For the first time, scientists have succeeded in transforming human stem cells into functional lung and airway cells. The advance has significant potential for modeling lung disease, screening drugs, studying human lung development, and, ultimately, generating lung tissue for transplantation.
An experimental device is letting paralyzed people drive wheelchairs simply by flicking their tongue in the right direction. Key to this wireless system: Users get their tongue pierced with a magnetic stud that resembles jewelry and acts like a joystick, in hopes of offering them more mobility and independence.
When cloud formations take physical shape, neither their scale nor duration has an upper bound: We may begin to see cloud towns, then cloud cities, and ultimately cloud countries. At first this sounds rather implausible. Perhaps the internet will spur a wave of internal migrations as online communities begin gathering in person — but could this process really lead to a new city, or country?
Where does consciousness come from? According to Koch, consciousness arises within any sufficiently complex, information-processing system. All animals, from humans on down to earthworms, are conscious; even the internet could be. That’s just the way the universe works.

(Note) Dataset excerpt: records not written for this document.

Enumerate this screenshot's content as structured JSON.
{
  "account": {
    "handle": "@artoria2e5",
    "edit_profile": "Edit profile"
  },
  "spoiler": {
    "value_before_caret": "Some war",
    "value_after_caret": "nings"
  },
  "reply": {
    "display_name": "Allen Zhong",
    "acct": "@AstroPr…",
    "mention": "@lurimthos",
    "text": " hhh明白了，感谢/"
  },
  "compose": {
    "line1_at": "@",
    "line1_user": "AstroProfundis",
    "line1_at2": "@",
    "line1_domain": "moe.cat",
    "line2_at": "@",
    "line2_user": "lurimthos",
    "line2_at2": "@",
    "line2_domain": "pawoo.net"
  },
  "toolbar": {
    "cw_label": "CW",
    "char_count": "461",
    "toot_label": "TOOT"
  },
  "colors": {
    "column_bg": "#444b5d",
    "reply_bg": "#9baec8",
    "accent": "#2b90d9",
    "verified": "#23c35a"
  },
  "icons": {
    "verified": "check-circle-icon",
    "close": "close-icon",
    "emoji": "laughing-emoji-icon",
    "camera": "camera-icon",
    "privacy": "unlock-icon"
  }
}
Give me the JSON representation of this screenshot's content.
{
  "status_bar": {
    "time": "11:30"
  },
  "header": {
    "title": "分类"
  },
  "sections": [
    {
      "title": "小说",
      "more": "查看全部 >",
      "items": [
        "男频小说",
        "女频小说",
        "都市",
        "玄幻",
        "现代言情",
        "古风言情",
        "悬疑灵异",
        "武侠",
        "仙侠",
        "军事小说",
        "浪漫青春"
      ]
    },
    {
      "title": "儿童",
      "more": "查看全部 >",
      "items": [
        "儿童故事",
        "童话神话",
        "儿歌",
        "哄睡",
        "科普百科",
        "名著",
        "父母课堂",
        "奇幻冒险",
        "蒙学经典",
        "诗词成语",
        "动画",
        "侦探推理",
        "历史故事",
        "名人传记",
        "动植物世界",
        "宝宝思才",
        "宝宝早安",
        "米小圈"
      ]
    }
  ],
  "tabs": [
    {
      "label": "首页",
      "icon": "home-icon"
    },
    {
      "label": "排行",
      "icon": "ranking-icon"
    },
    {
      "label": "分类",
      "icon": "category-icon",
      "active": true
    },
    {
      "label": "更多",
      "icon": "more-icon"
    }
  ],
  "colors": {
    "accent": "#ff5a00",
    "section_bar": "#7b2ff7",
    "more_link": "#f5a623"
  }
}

We literally have the ability to tell stories in ways not possible before this in human history. Plays, books, radio, movies and TV all changed the way stories were delivered, but not the fundamental structures of the stories told or the relationship between the storyteller and the audience. With immersive, open-ended, multi-user worlds, we no longer have one teller and many listeners; instead we have thousands or millions of points of view in the same world at the same time, creating meaning out of their actions and events in the world. With this, for the first time we have the potential to create new kinds of stories: stories that, in one way to put it, are asked, not told.—Mike Sellers, video game designer and AI researcher
Google and Nasa have joined forces to unveil a superfast computer, built by manufacturer D-Wave. The companies claim the computer could be used to cure diseases, stop global warming and learn to drive a car.